Before the BibleThe Liturgical Body and the Formation of Scriptures in early Judaism$
Users without a subscription are not able to see the full content.

Judith H. Newman

Print publication date: 2018

Print ISBN-13: 9780190212216

Published to Oxford Scholarship Online: August 2018

DOI: 10.1093/oso/9780190212216.001.0001

Show Summary Details
Page of

PRINTED FROM OXFORD SCHOLARSHIP ONLINE (www.oxfordscholarship.com). (c) Copyright Oxford University Press, 2019. All Rights Reserved. An individual user may print out a PDF of a single chapter of a monograph in OSO for personal use. date: 14 November 2019

The Hodayot and the Formative Process of Performing Scripture

The Hodayot and the Formative Process of Performing Scripture

(p.107) Chapter 4 The Hodayot and the Formative Process of Performing Scripture
Before the Bible

Judith H. Newman

Oxford University Press

This chapter evaluates the Qumran Hodayot (Thanksgiving Hymns) in the manuscript 1QHa. Although the poems never entered anyone’s Bible, they nonetheless exhibit many of the dynamics seen in other texts that become scripture. Certain psalms within the collection are connected to the Maskil, the principal leader of the Yaḥad movement who claims possession of the divine spirit. The Maskil confesses esoteric knowledge reflecting a sectarian interpretation of scripture. The Maskil is called to prostrate himself like Moses, thus enacting an intercessory role for the community. The revelatory claims of the Maskil serve to sacralize the text. The youngest and most refined scroll of hodayot, 1QHa is scripture-like in the refined character of the manuscript. The intimate and intricate relationship between liturgy and scriptural interpretation, wisdom and prophecy, and their mediation by a leader cannot be separated from a consideration of the continuing performed enactment of the hodayot.

Keywords:   textual community, Maskil, Hodayot, performance, Yaḥad, mirror neurons, ritualization of text, psalms

Oxford Scholarship Online requires a subscription or purchase to access the full text of books within the service. Public users can however freely search the site and view the abstracts and keywords for each book and chapter.

Please, subscribe or login to access full text content.
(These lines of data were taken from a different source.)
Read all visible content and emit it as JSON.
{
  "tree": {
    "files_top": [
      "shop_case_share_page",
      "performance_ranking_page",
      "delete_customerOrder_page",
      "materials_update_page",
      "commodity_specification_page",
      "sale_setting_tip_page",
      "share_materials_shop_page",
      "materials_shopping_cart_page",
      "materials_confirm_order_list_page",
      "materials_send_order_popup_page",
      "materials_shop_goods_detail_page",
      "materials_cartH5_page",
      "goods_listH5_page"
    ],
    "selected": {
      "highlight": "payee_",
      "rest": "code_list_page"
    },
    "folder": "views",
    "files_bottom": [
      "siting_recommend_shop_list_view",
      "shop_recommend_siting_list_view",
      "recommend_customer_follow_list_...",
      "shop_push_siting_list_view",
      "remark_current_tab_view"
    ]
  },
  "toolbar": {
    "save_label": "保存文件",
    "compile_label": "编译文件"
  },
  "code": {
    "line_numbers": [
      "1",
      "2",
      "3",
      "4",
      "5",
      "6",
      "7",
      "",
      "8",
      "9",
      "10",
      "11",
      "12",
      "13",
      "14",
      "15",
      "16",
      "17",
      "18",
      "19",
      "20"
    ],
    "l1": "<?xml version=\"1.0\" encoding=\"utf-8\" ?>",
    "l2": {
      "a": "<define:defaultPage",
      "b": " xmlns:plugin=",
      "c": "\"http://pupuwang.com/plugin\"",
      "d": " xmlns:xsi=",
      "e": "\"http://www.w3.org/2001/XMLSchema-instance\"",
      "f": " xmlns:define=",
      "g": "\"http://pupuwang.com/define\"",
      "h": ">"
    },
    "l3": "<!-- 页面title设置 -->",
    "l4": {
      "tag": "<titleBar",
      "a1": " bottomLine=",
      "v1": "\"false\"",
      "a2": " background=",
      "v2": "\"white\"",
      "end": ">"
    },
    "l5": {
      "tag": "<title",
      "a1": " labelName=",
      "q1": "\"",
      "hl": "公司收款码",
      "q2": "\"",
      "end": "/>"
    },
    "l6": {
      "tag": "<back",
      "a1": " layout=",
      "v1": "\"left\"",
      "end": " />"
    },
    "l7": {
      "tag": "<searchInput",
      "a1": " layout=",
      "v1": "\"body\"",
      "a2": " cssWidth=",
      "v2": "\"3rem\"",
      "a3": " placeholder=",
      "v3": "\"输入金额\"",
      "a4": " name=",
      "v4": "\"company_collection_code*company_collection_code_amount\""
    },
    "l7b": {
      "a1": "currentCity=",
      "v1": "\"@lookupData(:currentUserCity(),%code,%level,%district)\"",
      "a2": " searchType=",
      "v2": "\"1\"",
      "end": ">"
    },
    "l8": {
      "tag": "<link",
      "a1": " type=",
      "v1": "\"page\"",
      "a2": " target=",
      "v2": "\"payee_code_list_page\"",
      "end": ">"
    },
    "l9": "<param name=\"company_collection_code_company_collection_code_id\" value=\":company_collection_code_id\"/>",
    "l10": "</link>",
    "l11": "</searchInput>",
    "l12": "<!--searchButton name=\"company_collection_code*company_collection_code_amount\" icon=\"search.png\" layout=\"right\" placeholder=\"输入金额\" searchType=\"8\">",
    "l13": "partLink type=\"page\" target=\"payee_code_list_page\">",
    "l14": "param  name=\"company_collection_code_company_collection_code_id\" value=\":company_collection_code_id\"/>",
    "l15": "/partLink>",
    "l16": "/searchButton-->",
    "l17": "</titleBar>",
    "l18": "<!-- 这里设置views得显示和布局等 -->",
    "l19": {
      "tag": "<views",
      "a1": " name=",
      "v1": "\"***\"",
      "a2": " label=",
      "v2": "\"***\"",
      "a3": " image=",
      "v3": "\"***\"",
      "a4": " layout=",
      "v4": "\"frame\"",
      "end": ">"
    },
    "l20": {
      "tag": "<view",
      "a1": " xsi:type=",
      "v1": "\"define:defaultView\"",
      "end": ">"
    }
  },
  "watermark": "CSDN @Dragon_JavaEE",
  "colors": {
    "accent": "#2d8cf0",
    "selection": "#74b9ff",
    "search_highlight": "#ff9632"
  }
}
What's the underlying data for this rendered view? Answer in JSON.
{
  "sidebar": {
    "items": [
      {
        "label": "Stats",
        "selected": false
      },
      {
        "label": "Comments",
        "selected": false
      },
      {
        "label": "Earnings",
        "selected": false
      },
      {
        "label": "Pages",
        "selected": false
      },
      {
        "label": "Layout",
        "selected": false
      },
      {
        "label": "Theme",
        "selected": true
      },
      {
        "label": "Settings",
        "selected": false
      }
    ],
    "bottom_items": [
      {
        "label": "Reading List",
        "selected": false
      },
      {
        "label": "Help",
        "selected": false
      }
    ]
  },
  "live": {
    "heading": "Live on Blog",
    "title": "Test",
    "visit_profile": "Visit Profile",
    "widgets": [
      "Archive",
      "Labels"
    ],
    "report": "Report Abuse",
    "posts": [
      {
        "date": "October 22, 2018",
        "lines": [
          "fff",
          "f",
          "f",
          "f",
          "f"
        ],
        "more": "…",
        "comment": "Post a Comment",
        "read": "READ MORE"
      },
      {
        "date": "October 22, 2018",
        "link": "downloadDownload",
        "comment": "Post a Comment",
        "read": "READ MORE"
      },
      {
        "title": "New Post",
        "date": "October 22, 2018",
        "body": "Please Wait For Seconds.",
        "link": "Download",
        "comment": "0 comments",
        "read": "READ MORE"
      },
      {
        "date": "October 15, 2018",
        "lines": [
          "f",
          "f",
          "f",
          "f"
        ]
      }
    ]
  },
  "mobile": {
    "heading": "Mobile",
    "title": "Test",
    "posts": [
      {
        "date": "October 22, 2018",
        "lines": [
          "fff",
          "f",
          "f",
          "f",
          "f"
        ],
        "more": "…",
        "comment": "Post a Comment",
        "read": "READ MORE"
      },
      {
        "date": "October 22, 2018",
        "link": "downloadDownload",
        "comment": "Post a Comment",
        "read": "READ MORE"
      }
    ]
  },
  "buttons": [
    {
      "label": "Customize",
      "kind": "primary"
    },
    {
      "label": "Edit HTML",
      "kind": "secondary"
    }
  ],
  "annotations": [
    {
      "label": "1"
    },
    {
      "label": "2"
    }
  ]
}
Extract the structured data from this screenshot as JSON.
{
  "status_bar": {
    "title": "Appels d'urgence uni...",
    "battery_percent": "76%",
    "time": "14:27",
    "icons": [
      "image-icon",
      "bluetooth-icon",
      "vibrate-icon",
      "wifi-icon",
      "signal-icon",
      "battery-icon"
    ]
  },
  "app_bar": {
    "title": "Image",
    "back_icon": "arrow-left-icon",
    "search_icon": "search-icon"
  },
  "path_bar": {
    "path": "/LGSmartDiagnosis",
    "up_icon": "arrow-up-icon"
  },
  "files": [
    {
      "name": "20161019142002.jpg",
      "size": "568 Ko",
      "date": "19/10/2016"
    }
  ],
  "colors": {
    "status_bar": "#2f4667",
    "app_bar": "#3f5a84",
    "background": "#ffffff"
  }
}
If you think you should have access to this title, please contact your librarian.

To troubleshoot, please check our FAQs , and if you can't find the answer there, please contact us .